Like Jens Soering, Amanda Knox was a college student when she was convicted of murder. She spent four years in an Italian prison for the 2007 murder of her roommate in Perugia, and her case became a cause célèbre before she was acquitted in 2015.
Since her return to the United States, she’s become an activist for the wrongfully accused, and has a podcast with Sundance called “The Truth about True Crime.”
Knox sees similarities in her case and Soering’s that “cut to the bone,” she says in the first of the eight-part series that streamed May 29.
Soering was convicted of the brutal 1985 murders of Bedford couple Derek and Nancy Haysom, the parents of his girlfriend, Elizabeth Haysom. Soering was 18 when he met the two-and-a-half years older Haysom at UVA, where they both were Echols scholars.
He was also a virgin, who said he was besotted with the alluring older woman. Soering said when Haysom told him she’d killed her parents, he offered to take the fall, believing that because his father was a German diplomat, he’d have immunity that would limit his imprisonment to 10 years.
The case was an international sensation, with Soering described as a “love slave” to Haysom’s “femme fatale,” says Knox. Her series “paints a much more human picture.”
She, too, was caricatured, called “Lady Macbeth” and a “master manipulator.” Says Knox, “When I hear these descriptions, alarm bells go off.”

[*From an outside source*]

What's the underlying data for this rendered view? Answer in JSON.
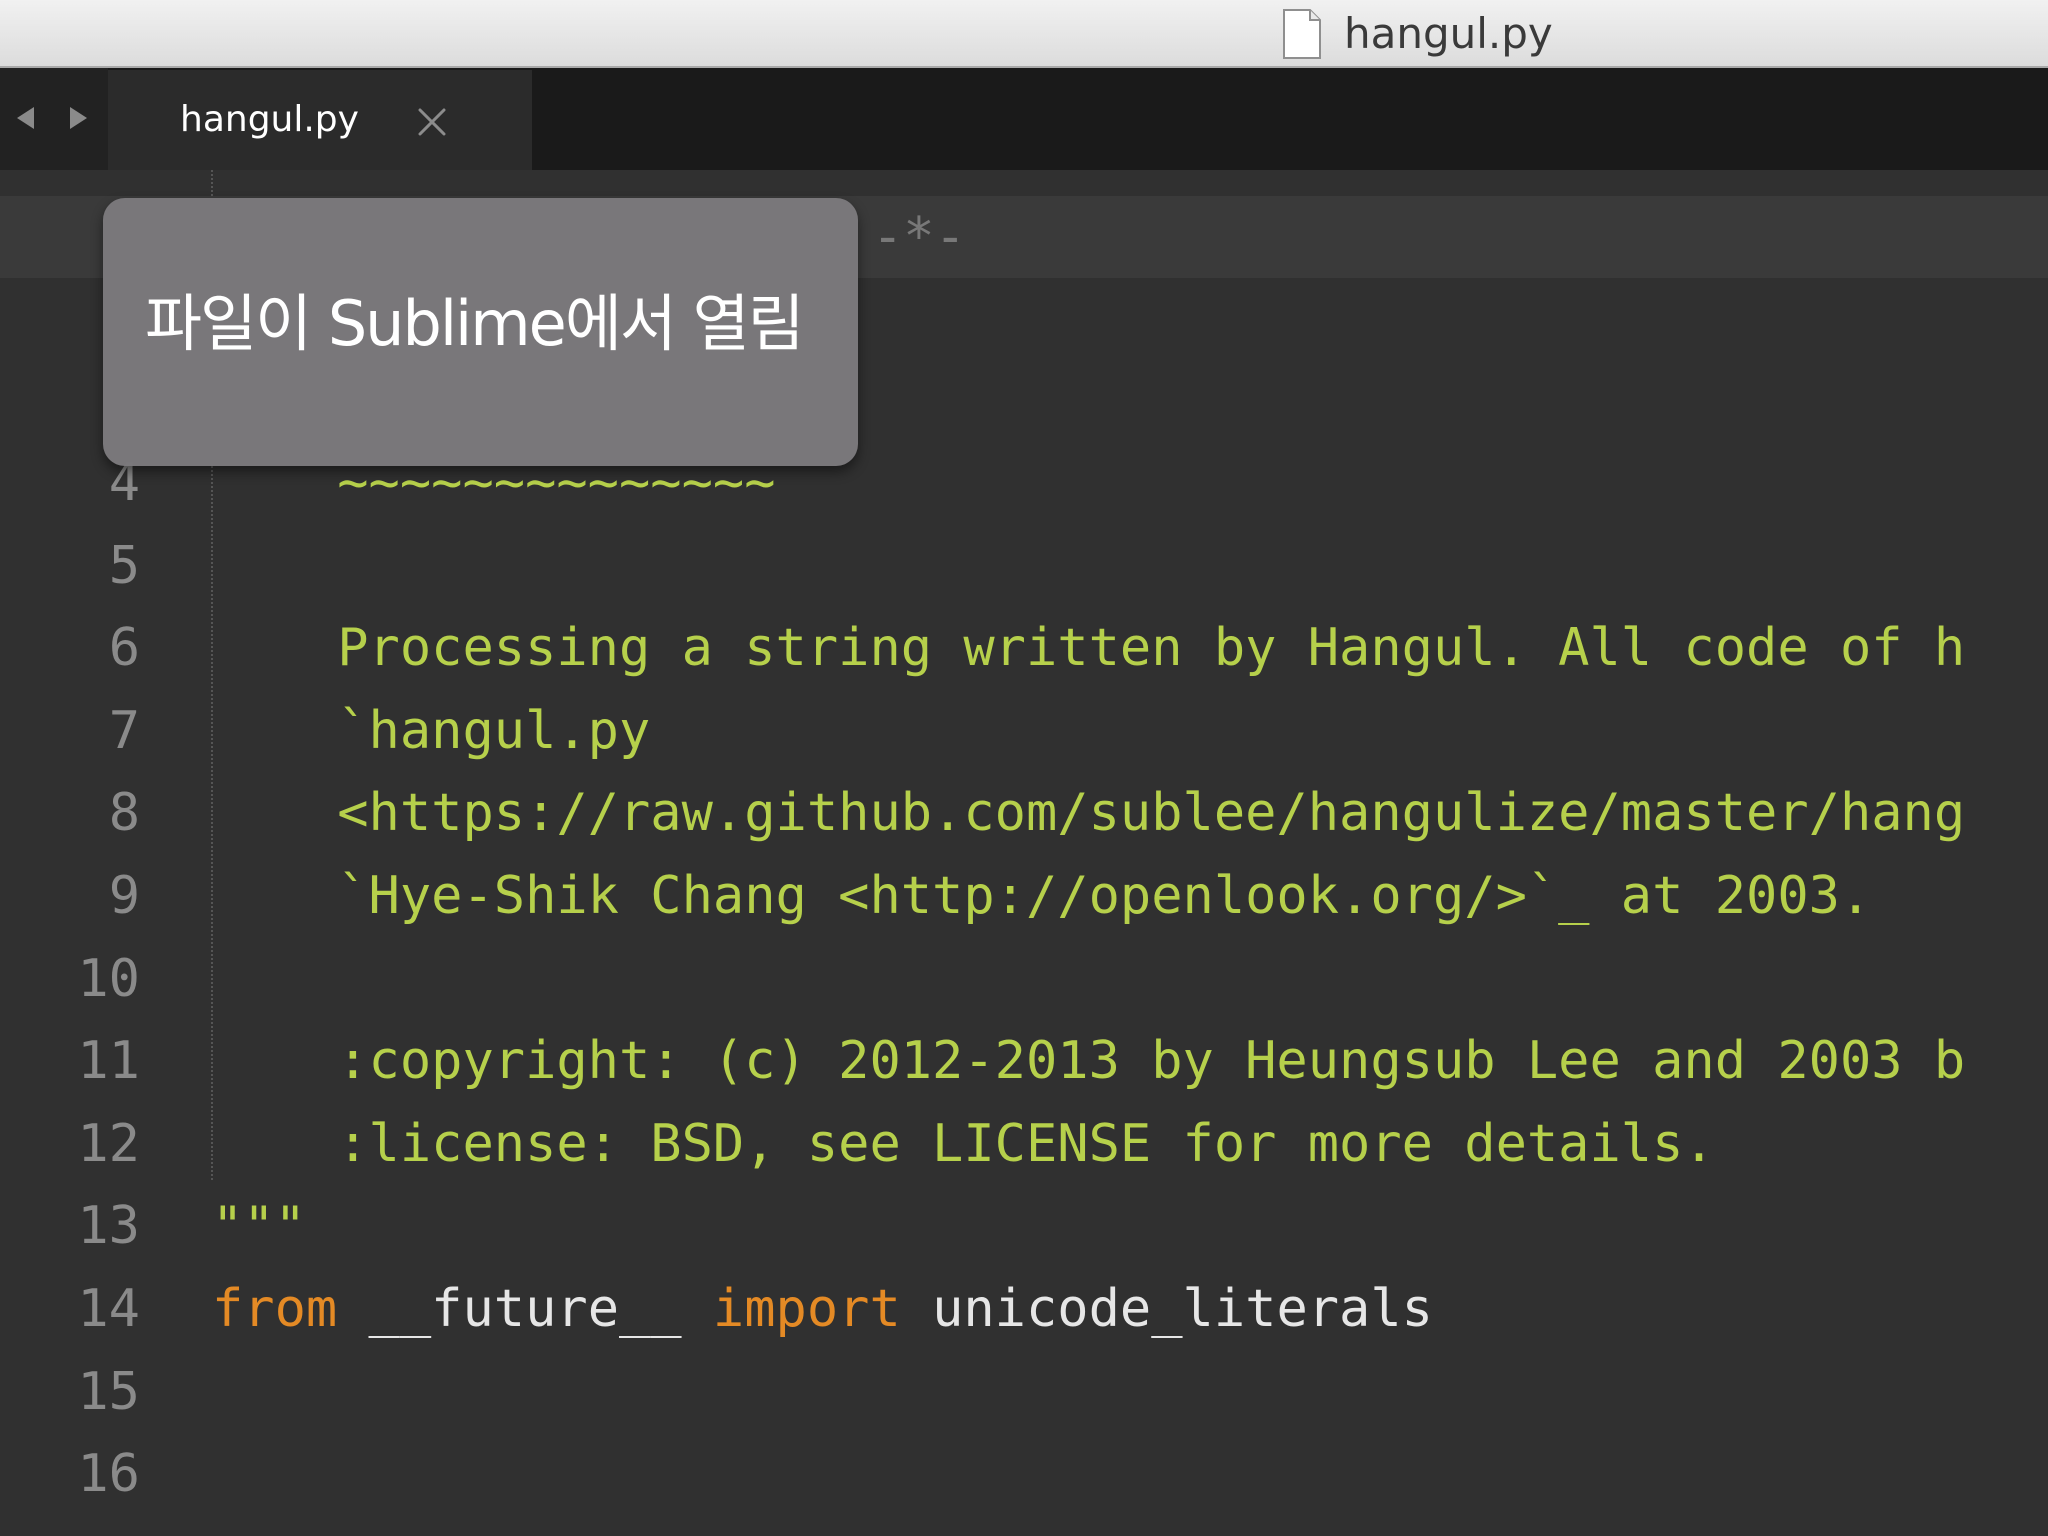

She lists other “haunting and almost unbelievable echoes” to her own case: the brutality of the slayings, the police screw-ups, the young lovers as suspects, the media spectacle, the disputed alibi, and the questionable forensics.
“It all gave me déjà vu,” says Knox.
Jens Soering has been in prison for 33 years, and Knox is the latest high-profile person to voice support for him, joining writer John Grisham, actor Martin Sheen, Albemarle Sheriff Chip Harding, Innocence Project founder Jason Flom, and most recently, former Nelson Mandela attorney Irwin Cotler.
A German documentary on the case called Killing for Love was released in 2016. That same year, Soering’s attorney, Steve Rosenfield, filed a petition for pardon to the administration of then-governor Terry McAuliffe, but McAuliffe didn’t act on it.
Three years later, the case is “in the hands of the pardon investigators,” says Harding, who believes it could wrap up this summer.
Harding thinks Knox’s involvement will help Soering’s case. “Public awareness will help in any case where there could be a wrongful conviction,” he says.
Soering was convicted by a jury in 1990 and sentenced to two life sentences, in part because of the testimony of Haysom, who is serving a 45-year sentence as an accessory before the fact.
Information the jury was given then can be challenged by subsequent technology, says Harding. For example, DNA analysis was not available at that time, and the jury would not have known that recent findings identified the blood of two different people at the Haysom home—but not Soering’s.
And some of the evidence the jury was given, such as a bloody sock print the prosecution claimed belonged to Soering, falls under the category today of “junk science.” Says Harding, “That jury was given information known to be wrong at the time.”
Frustrating for many reexamining the case, including Harding and a handful of other police investigators, is “the lack of cooperation from Bedford County,” where Soering was convicted, Harding says.
Says Knox, “What I learned shocked me, angered me, and moved me in ways I wasn’t ready for.”